Saved data entries:
╔══

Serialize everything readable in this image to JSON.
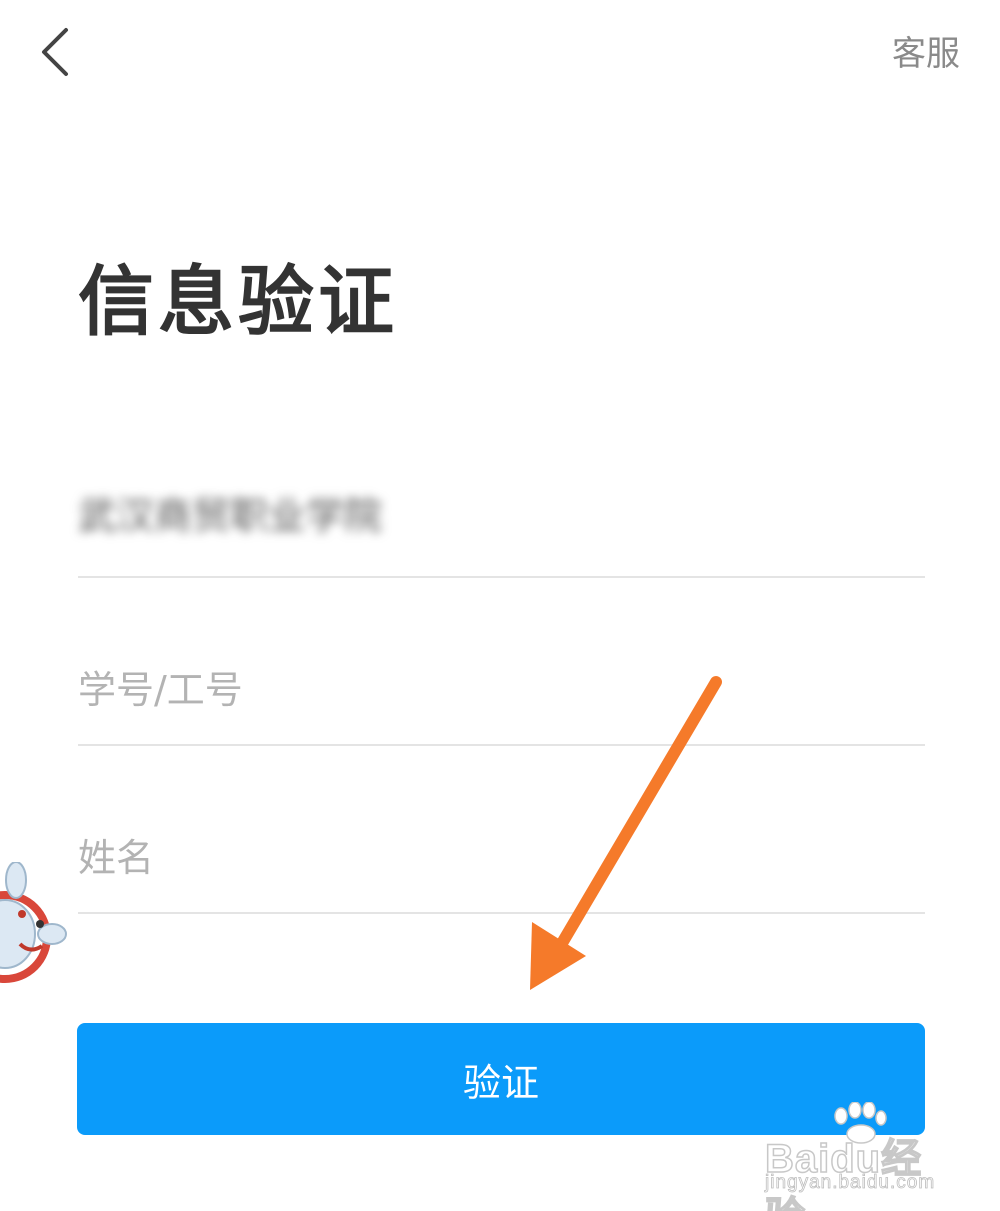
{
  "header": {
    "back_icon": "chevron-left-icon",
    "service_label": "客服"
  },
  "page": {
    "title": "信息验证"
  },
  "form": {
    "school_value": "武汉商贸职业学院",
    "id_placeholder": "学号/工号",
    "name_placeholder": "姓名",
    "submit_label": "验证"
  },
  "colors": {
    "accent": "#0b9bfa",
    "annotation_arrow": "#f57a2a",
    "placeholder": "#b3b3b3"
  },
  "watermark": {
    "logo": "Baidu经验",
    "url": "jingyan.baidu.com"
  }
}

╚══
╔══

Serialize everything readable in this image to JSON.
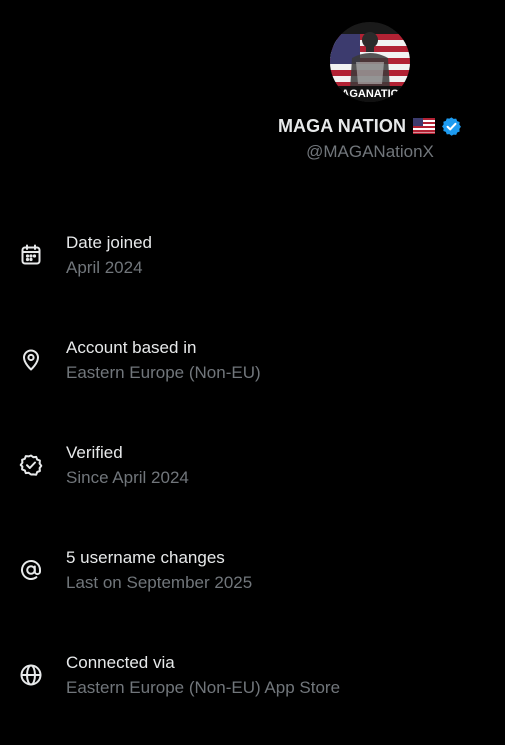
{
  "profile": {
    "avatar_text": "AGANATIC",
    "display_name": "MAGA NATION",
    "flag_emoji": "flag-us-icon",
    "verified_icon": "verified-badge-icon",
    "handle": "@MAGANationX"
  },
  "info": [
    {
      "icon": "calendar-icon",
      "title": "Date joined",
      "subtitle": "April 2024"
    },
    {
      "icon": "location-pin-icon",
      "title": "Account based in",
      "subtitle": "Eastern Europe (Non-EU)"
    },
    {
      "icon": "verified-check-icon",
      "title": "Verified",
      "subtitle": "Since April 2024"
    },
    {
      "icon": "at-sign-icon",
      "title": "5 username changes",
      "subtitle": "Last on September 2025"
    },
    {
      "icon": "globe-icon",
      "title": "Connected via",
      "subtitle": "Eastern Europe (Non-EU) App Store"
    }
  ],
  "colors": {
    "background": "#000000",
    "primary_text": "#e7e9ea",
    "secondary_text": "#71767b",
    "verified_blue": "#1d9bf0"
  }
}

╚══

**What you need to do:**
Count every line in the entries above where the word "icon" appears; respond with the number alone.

**Response:**
8